● Your assignment: Give a verbatim copy of the data, leaving the pictures out.

[Items from an interface collection]
^^^^

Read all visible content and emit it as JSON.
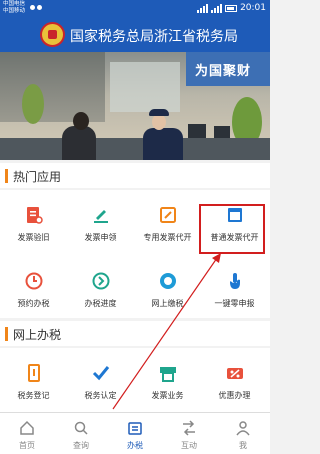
{
  "status_bar": {
    "carrier_line1": "中国电信",
    "carrier_line2": "中国移动",
    "time": "20:01"
  },
  "header": {
    "title": "国家税务总局浙江省税务局",
    "emblem_icon": "tax-emblem-icon"
  },
  "banner": {
    "sign_text": "为国聚财"
  },
  "hot_section": {
    "title": "热门应用",
    "accent": "#f08519",
    "items": [
      {
        "label": "发票验旧",
        "icon": "invoice-check-icon",
        "color": "#e8513c"
      },
      {
        "label": "发票申领",
        "icon": "pen-icon",
        "color": "#1fa58d"
      },
      {
        "label": "专用发票代开",
        "icon": "edit-square-icon",
        "color": "#f08519"
      },
      {
        "label": "普通发票代开",
        "icon": "window-icon",
        "color": "#1e77d2"
      },
      {
        "label": "预约办税",
        "icon": "clock-icon",
        "color": "#e8513c"
      },
      {
        "label": "办税进度",
        "icon": "progress-icon",
        "color": "#1fa58d"
      },
      {
        "label": "网上缴税",
        "icon": "tax-payment-icon",
        "color": "#1e9bd7"
      },
      {
        "label": "一键零申报",
        "icon": "tap-icon",
        "color": "#1e77d2"
      }
    ]
  },
  "online_section": {
    "title": "网上办税",
    "items": [
      {
        "label": "税务登记",
        "icon": "registration-icon",
        "color": "#f08519"
      },
      {
        "label": "税务认定",
        "icon": "checkmark-icon",
        "color": "#1e77d2"
      },
      {
        "label": "发票业务",
        "icon": "invoice-icon",
        "color": "#1fa58d"
      },
      {
        "label": "优惠办理",
        "icon": "discount-icon",
        "color": "#e8513c"
      }
    ]
  },
  "tab_bar": {
    "active_color": "#1e5bb8",
    "tabs": [
      {
        "label": "首页",
        "icon": "home-icon"
      },
      {
        "label": "查询",
        "icon": "search-icon"
      },
      {
        "label": "办税",
        "icon": "tax-service-icon"
      },
      {
        "label": "互动",
        "icon": "interact-icon"
      },
      {
        "label": "我",
        "icon": "user-icon"
      }
    ]
  }
}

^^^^

● Task result:
Read all visible content and emit it as JSON.
{
  "status_bar": {
    "carrier_line1": "中国电信",
    "carrier_line2": "中国移动",
    "time": "20:01"
  },
  "header": {
    "title": "国家税务总局浙江省税务局",
    "emblem_icon": "tax-emblem-icon"
  },
  "banner": {
    "sign_text": "为国聚财"
  },
  "hot_section": {
    "title": "热门应用",
    "accent": "#f08519",
    "items": [
      {
        "label": "发票验旧",
        "icon": "invoice-check-icon",
        "color": "#e8513c"
      },
      {
        "label": "发票申领",
        "icon": "pen-icon",
        "color": "#1fa58d"
      },
      {
        "label": "专用发票代开",
        "icon": "edit-square-icon",
        "color": "#f08519"
      },
      {
        "label": "普通发票代开",
        "icon": "window-icon",
        "color": "#1e77d2"
      },
      {
        "label": "预约办税",
        "icon": "clock-icon",
        "color": "#e8513c"
      },
      {
        "label": "办税进度",
        "icon": "progress-icon",
        "color": "#1fa58d"
      },
      {
        "label": "网上缴税",
        "icon": "tax-payment-icon",
        "color": "#1e9bd7"
      },
      {
        "label": "一键零申报",
        "icon": "tap-icon",
        "color": "#1e77d2"
      }
    ]
  },
  "online_section": {
    "title": "网上办税",
    "items": [
      {
        "label": "税务登记",
        "icon": "registration-icon",
        "color": "#f08519"
      },
      {
        "label": "税务认定",
        "icon": "checkmark-icon",
        "color": "#1e77d2"
      },
      {
        "label": "发票业务",
        "icon": "invoice-icon",
        "color": "#1fa58d"
      },
      {
        "label": "优惠办理",
        "icon": "discount-icon",
        "color": "#e8513c"
      }
    ]
  },
  "tab_bar": {
    "active_color": "#1e5bb8",
    "tabs": [
      {
        "label": "首页",
        "icon": "home-icon"
      },
      {
        "label": "查询",
        "icon": "search-icon"
      },
      {
        "label": "办税",
        "icon": "tax-service-icon"
      },
      {
        "label": "互动",
        "icon": "interact-icon"
      },
      {
        "label": "我",
        "icon": "user-icon"
      }
    ]
  }
}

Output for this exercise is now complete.